- THE MAGAZINE
- Advertiser Index
- Raw & Manufactured Materials Overview
- Classifieds & Services Marketplace
- Buyers' Connection
- List Rental
- Market Trends
- Material Properties Charts
- Custom Content & Marketing Services
- CI Top 10 Advanced Ceramic Manufacturers
- Virtual Supplier Brochures
Over the past few years, the development of new products in the U.S. brick industry has primarily been driven by aesthetics. The proliferation of unique colors and textures by brick manufacturers is virtually unmatched by other cladding materials.
One aspect of product development that continues to grow is the demand for the used or antique look. For years, a number of manufacturers have distressed previously fired products by blending and tumbling them in rotating steel cylinders. In many cases, off-quality products are used in this process, which helps relieve inventory problems and reduce discards to the grog pile. Typically, this process produces distinctive, value-added products but is quite labor-intensive and costly.

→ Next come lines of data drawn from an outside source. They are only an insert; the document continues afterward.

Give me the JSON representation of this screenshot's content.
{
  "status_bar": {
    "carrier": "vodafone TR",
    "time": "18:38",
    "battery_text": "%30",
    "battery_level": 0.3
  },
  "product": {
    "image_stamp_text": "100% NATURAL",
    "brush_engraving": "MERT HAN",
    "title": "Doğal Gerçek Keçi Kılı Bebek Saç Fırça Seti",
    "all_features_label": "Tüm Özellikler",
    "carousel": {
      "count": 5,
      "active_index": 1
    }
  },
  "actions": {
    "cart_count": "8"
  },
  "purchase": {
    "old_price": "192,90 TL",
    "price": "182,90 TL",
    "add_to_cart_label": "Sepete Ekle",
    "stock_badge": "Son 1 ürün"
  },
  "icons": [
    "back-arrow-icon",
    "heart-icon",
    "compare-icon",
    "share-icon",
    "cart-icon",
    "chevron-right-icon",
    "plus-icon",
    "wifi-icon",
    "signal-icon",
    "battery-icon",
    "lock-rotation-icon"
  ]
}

In another process, green brick are distressed by pushing the extruded slug through the wire bank and dropping the individual brick onto an inclined steel plate. The green brick roll and slide from the plate onto a conveyor, which further distresses the product as it moves to the hand-setting area. This brick distressing technique is also very labor-intensive and expensive as a result of the high labor requirements associated with hand setting and kiln car loading. Improvements to this green tumbling process, primarily related to labor savings, can be achieved with the incorporation of automation.
How it WorksA new approach makes it is possible to mechanically set and unload the embossed brick without the expense of hand labor. The technology can be integrated into an automatic production line, where the arrises on both ends of the clay slug are textured using a newly developed V-shaped stamping device and subsequently pushed through a multi-wire cutter.
As the clay column exits the extruder and heads down the conveyor toward the slug cutter, the bar can be textured. Engobes and other surface coatings can also be applied at this stage. The column is then cut into the appropriately sized slugs for further processing. An individual slug is stopped on a reference point to enable subsequent alignment with the wire cutter bank. With the brick stamping device installed in-line, the stamping tools are able to distress what will become both ends of each individual brick.
The type and degree of distress or distortion can be modified to suit the brick manufacturer’s requirements. For example, the tools could incorporate a V indentation coupled with other possible distress shapes. Once these V-shaped configurations have been stamped on the slug, the indentations align perfectly with the cutter wires, even if the slug is indexed further down the line to align with the multi-wire cutter. As the slug is pushed through the wire bank, the brick are cut exactly in the center of the stamped indentation as a result of the exact positioning of each slug. The distress marks on each brick simulate the flattened or distorted corners that would occur had the brick been produced in a green tumbled process.
The tools incorporating the V shapes are available in a variety of dimensions and shapes. In some instances, the brick manufacturer may want to have several brick in the slug with no distress, which can provide additional variations in the appearance of the final product.
The size range of the multi-wire cutter is 30-50 modular brick long and, therefore, the repetition of the brick distortion is generally not a problem. If the brick manufacturer desires a wider selection of stamped brick to provide a more random appearance in the wall, this new technique offers the possibility of increasing the number of tools that can be automatically exchanged by rotation with each slug. This tool rotation effectively doubles or triples the repetition to as many as 90-150 brick.
The new stamping machine distresses only the four short arrises on the front and back of the brick. This amount of distress or distortion is acceptable for many manufacturers in developing a product that closely emulates a green tumbled brick. However, the addition of distress to the long brick arrises can also be added, if necessary.
A series of sharp-edge flat rolls that incorporate various bumps or protrusions is mounted prior to the cutter bank, with each roll directly aligned with an individual wire. When the slug is pushed toward the wire cutter, these rolls imprint the edge of each brick with the various distress marks. As the slug push continues, the wires precisely align with each chamfer created by the horizontal distress rolls and the stamping for all four vertical corners.
Multiple BenefitsThe newly developed stamping system allows the stamped brick to be precisely pushed through the multi-wire cutter, faced and stacked, and set directly on kiln cars with a simplified robotic setting machine. This seemingly complicated approach to producing a simulated green tumbled brick has been proven sound, reliable and very cost effective. In addition, with this integrated manufacturing unit, maintenance is reduced to a minimum, product handling is vastly improved, and the efficiency of the system nears 100%.
The brick stamping equipment can result in the virtual elimination of the labor requirements currently associated with the production of simulated tumbled brick. An additional benefit is that the compact, integrated unit can be fitted to existing setters, as well as new equipment.
For more information, contact Ceric, Inc. at 7815 Shaffer Pkwy., Littleton, CO 80127; (303) 277-0404; fax (303) 277-0506; e-mail email@example.com; or visit www.cericus.com.